WHAT THIS TASK INVOLVES: Within the entries that follow, show each line where the word "true" occurs.

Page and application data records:
+ + + +
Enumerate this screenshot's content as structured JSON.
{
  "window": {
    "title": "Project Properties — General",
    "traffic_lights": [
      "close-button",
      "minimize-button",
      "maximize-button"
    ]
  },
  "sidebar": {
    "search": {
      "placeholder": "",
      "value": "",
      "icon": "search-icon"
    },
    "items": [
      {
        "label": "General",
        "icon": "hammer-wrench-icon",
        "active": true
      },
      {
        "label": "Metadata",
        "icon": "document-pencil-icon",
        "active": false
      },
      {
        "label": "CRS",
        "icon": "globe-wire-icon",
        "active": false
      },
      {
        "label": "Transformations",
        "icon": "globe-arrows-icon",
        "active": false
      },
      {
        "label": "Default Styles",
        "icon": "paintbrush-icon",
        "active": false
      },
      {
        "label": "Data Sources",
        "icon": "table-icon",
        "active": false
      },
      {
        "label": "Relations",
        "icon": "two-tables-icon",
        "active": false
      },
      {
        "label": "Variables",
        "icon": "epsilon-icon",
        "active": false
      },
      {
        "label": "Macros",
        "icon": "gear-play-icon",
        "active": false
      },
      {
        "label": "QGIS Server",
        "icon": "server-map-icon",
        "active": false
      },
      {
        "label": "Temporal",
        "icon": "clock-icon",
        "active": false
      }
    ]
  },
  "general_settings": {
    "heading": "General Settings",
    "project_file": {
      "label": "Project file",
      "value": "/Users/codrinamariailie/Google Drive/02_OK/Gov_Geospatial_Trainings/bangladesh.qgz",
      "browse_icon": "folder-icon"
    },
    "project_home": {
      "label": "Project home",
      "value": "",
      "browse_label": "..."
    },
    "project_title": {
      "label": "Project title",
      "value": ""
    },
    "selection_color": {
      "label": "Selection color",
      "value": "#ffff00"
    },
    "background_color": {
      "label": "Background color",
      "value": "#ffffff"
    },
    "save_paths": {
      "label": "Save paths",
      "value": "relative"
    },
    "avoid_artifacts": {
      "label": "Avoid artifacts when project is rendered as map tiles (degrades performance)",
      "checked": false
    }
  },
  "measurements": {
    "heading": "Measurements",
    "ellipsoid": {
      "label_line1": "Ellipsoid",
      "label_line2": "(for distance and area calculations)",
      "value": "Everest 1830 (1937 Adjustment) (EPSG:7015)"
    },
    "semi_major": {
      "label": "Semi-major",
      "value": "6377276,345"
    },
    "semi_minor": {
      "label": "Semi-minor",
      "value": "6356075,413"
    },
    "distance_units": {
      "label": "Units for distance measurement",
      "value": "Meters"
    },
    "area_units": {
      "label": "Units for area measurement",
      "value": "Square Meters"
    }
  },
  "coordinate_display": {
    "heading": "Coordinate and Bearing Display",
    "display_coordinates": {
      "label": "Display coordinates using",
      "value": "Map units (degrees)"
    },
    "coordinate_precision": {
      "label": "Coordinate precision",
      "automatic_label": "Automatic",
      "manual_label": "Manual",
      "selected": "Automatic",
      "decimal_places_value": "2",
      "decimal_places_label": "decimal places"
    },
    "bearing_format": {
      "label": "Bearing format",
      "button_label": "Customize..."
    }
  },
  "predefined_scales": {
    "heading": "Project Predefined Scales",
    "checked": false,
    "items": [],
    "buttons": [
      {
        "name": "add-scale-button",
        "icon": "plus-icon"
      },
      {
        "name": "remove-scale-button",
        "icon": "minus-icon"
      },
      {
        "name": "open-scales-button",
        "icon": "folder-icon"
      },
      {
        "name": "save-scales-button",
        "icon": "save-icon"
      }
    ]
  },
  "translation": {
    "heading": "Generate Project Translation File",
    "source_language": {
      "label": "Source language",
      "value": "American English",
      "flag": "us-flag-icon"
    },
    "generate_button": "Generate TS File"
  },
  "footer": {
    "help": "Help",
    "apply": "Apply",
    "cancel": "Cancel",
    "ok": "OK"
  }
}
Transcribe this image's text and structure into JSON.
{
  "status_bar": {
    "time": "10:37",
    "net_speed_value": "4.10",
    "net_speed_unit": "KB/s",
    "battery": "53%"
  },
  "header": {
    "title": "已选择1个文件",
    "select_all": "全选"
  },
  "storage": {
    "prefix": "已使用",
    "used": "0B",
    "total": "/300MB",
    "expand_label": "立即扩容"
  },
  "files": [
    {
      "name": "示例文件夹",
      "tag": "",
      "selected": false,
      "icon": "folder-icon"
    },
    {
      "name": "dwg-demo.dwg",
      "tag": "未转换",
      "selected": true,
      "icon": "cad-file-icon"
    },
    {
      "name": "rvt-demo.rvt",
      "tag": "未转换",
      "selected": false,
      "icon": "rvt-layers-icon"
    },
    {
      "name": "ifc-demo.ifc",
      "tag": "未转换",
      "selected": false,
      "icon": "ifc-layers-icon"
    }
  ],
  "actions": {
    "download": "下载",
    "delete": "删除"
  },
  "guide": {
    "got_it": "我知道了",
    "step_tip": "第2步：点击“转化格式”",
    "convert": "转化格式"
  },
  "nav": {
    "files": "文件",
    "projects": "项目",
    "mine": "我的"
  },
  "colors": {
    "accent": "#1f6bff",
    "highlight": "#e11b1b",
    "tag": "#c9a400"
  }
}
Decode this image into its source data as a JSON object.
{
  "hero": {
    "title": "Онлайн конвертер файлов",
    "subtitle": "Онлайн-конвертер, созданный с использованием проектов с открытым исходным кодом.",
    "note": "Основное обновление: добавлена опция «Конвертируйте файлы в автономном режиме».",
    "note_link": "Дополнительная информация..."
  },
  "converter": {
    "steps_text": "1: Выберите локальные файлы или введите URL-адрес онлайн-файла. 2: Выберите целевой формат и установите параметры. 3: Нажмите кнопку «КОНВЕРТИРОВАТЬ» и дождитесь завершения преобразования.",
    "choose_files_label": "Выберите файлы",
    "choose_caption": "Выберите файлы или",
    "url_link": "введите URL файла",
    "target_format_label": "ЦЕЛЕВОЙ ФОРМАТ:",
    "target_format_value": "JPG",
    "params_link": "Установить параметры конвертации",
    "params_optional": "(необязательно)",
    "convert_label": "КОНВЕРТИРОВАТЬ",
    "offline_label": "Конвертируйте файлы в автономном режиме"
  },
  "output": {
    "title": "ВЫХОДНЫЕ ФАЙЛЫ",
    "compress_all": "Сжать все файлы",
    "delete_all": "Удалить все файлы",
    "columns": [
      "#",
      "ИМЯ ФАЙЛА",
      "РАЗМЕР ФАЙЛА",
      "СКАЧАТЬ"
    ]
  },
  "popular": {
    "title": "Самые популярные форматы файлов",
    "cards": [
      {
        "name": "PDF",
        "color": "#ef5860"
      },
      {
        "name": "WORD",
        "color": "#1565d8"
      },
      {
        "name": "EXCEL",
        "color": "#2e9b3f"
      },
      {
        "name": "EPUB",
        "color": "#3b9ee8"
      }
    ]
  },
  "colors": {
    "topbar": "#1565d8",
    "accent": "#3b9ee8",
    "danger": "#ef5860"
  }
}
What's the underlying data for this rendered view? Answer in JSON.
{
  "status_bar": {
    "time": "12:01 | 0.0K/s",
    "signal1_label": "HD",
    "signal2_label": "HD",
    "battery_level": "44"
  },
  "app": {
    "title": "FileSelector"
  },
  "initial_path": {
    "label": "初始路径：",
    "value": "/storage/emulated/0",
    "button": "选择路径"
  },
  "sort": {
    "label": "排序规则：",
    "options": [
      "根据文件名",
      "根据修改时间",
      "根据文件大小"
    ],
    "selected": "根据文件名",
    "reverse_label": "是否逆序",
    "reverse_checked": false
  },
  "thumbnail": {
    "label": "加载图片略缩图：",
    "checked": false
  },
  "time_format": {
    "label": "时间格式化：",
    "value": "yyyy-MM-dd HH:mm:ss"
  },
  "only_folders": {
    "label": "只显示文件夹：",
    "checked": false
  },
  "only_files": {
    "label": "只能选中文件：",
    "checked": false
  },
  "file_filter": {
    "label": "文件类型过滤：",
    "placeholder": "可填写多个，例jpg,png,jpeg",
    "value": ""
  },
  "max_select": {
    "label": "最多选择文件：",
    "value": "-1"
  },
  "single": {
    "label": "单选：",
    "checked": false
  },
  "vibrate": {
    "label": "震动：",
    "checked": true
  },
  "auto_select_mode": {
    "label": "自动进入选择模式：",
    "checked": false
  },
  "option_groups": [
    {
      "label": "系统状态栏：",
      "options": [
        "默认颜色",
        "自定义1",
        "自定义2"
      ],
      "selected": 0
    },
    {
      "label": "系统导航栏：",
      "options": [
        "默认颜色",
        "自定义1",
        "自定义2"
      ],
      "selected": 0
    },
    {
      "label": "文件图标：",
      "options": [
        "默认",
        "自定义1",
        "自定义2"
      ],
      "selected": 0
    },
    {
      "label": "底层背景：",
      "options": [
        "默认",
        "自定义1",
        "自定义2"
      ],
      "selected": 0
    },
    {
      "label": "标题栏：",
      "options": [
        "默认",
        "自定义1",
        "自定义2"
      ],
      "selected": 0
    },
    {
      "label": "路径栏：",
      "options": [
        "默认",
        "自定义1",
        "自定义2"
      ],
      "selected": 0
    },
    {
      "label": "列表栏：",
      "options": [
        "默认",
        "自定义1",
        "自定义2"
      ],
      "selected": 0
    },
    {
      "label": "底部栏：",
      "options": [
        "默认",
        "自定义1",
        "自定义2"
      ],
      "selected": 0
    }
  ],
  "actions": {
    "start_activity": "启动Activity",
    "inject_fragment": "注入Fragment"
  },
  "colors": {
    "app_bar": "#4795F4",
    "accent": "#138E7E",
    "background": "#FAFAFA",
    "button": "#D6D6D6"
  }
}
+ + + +
EXPECTED ANSWER:
        "active": true
      "selected": true,
    "checked": true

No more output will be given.